Of course, the outcome of OJ’s trial was also heavily influence by the racial tensions in Los Angeles. I knew about Rodney King, but I didn’t know about Latasha Harlins (a teenage girl shot in the head by a cashier on camera yet never received justice because the cashier did not get any jail time) and the Dalton Ave raid (where the police raided people’s homes searching for drugs, leaving the houses looking like they had been hit by a tornadoes). Together, these events brought LA to a boiling point.
USC football, the history of the LAPD, the great migration of southern blacks to LA and more—all this LA history comes out in the telling of OJ’s life.
Racial politics was huge during the trial, but they came into play way before then. At the height of his fame, OJ made it clear that he did not want to be viewed as black, but rather as an individual. Just OJ. He rose to fame in 1968, which happens to be the year Martin Luther King was killed and two black American medalists raised black-gloved fists on the podium during the Summer Olympics. Muhammad Ali and plenty of other athletes were using their platform to speak out against racial injustices. OJ wanted nothing to do with it. His goal was to assimilate into a white world, and arguably he did (for a while).

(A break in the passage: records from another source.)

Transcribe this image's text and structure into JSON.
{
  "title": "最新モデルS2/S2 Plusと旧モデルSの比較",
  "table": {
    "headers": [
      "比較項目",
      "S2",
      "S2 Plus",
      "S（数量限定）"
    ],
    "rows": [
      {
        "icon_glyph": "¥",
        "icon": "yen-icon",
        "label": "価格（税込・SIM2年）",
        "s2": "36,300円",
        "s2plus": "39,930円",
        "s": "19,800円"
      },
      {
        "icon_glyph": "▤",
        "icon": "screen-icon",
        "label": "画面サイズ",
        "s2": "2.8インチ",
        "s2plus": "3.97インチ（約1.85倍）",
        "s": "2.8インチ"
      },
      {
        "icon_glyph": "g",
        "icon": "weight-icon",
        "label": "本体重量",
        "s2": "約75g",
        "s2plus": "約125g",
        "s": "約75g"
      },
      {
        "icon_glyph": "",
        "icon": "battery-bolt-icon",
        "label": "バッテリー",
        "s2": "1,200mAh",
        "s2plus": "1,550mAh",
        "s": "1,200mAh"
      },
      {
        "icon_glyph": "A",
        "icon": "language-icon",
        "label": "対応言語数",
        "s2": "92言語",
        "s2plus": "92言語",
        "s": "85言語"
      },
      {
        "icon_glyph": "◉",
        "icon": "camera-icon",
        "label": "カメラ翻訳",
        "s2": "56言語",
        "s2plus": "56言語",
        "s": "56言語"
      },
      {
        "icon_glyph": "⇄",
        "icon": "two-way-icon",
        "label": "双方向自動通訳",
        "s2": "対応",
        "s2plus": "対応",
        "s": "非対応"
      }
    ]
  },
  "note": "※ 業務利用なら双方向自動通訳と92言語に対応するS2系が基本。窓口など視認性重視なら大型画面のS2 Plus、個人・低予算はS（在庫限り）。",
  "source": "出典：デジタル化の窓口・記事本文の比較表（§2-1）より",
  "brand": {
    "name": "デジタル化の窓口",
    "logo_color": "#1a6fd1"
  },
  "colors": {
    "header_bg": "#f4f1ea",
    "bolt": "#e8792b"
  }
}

When most people think of OJ and racial politics, however, they think about the trial. The defense’s entire strategy was to use the tensions between blacks and the LAPD to make it plausible to the jury that the police set OJ up. It worked, because that was plausible.
Meanwhile, in the outside world, the country was severely divided. Most of black America wanted OJ to be not guilty. Most of white America wanted him to be found guilty. This divide had nothing to do with the merits of the case and everything to do with racial politics. Decade upon decade white people were able to attack, murder, and assault black life and get away with it (see section 2). A lot of black America saw a poetic justice in OJ’s acquittal.
The justice/legal system
It failed everyone. Nicole Simpson, Ron Goldman, Rodney King, Latasha Harlins, blacks in LA, everyone.
When I say the system failed Nicole Simpson, it really did. She called the police on OJ at least 8 times. Unfortunately, OJ’s stature was more important than the fact that he was beating his wife. Nicole literally said “he’s going to kill me.” Still, she had to die before the police would even put him in jail.
This is what I loved most about the fictionalized version of the trial—Marcia Clark, played by Sarah Paulson. The People v. OJ did a good job depicting the sexism she endured. The judge, for example, would call her Marcia and Cochran “Mr. Cochran” or counselor. The media scrutinized her hair, her clothes, her commitment to her children and her relationships. Marcia Clark’s abilities, and by consequence the evidence against OJ, were severely devalued because of her sex.
Courtesy of fxnetworks.com
OJ’s father was gay. It was something he didn’t talk about, and was clearly ashamed of. He lashed out when he saw Nicole hanging out with gay people. How much did this unnecessary shame contribute to his anger?
I see so much captured by the telling of OJ’s story, and yet I still wonder about him as a person—as a character. The fact is that most of the images of OJ are rather nonthreatening and pleasant. He mastered that public persona. The only time we really experience the other side of him with our own eyes (or ears) is during the 911 calls Nicole makes to police. Even today as OJ talks from his jail cell, he comes across as calm, accommodating.
So, again, I wonder- what made him snap? Was it years of smiling in the face of white people in the midst of the civil rights movement? Was it pent up rage at his father? Jealousy? Getting old and losing relevance? Where did the murderous side of this ambitious, dying to please person come from?
2 thoughts on “8 Ways OJ Simpson’s Story Makes Me Think”
How come no one mentions the fact that OJ may have suffered brain injury from his football playing days as that may be a possibility for depression and/or rage?
Good point! I have a friend who made that point once, but I forgot about it. So far, I haven’t heard that mentioned in the documentary about him.